═════ SOURCE MATERIAL ═════

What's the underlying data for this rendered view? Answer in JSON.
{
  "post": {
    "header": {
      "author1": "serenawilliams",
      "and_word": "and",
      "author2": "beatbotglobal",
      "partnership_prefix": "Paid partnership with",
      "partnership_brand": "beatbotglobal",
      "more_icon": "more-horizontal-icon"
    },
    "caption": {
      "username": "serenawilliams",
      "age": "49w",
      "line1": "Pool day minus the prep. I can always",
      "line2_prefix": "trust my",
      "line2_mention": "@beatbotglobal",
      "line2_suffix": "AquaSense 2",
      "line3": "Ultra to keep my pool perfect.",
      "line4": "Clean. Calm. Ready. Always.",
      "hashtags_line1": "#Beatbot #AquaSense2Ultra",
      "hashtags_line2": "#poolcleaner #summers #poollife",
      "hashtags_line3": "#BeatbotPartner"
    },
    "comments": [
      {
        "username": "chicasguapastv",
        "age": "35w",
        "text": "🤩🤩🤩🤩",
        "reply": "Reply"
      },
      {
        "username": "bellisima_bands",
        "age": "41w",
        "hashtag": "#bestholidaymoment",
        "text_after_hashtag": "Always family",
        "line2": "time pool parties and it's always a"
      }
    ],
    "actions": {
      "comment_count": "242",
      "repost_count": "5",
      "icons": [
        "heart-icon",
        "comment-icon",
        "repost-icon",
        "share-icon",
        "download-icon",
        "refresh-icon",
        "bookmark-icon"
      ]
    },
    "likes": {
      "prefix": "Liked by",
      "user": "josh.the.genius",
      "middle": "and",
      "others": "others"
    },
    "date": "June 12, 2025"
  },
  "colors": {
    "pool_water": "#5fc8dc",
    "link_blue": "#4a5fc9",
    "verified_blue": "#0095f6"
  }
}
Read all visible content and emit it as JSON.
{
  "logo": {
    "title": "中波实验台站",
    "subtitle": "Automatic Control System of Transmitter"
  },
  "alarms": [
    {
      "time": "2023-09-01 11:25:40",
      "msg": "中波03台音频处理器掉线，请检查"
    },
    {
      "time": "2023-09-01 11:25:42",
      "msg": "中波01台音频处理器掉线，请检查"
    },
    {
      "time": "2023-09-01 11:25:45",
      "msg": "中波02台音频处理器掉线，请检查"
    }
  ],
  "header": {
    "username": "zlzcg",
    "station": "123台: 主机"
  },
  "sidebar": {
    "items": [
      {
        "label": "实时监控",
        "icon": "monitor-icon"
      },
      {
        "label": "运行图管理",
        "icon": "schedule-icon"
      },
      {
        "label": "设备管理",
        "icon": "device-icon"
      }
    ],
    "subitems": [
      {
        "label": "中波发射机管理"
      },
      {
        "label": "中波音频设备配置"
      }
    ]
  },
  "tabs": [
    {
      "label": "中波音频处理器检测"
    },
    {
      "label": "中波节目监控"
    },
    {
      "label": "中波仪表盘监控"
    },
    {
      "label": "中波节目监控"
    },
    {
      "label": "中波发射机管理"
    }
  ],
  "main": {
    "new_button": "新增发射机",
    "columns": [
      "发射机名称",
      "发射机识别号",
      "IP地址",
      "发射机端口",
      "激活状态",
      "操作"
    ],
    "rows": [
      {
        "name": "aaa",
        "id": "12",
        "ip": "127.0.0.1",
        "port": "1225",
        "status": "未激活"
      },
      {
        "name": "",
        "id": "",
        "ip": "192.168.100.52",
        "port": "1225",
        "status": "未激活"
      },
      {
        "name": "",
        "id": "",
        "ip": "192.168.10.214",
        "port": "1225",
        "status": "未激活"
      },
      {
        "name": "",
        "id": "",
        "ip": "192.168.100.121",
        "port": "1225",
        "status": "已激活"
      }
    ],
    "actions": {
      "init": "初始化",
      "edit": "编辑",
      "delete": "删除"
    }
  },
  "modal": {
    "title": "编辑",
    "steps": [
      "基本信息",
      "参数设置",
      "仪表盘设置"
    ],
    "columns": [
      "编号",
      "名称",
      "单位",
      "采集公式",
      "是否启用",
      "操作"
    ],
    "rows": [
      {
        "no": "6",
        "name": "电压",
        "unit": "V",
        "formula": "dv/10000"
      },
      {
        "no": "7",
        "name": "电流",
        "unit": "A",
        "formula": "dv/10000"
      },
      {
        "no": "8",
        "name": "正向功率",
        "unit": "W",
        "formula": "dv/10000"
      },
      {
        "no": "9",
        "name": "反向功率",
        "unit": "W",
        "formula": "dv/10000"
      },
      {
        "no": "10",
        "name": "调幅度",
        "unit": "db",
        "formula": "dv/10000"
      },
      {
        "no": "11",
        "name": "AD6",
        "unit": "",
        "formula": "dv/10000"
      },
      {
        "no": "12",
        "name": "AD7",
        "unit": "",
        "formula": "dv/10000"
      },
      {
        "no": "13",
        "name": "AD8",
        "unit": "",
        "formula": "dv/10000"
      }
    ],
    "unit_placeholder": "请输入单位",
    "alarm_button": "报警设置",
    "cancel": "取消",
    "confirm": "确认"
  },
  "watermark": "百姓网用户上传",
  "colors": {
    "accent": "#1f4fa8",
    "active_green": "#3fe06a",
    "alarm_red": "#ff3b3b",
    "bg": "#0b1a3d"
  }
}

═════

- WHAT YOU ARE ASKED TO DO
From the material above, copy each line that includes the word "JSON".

- EXERCISE RESULT
What's the underlying data for this rendered view? Answer in JSON.
Read all visible content and emit it as JSON.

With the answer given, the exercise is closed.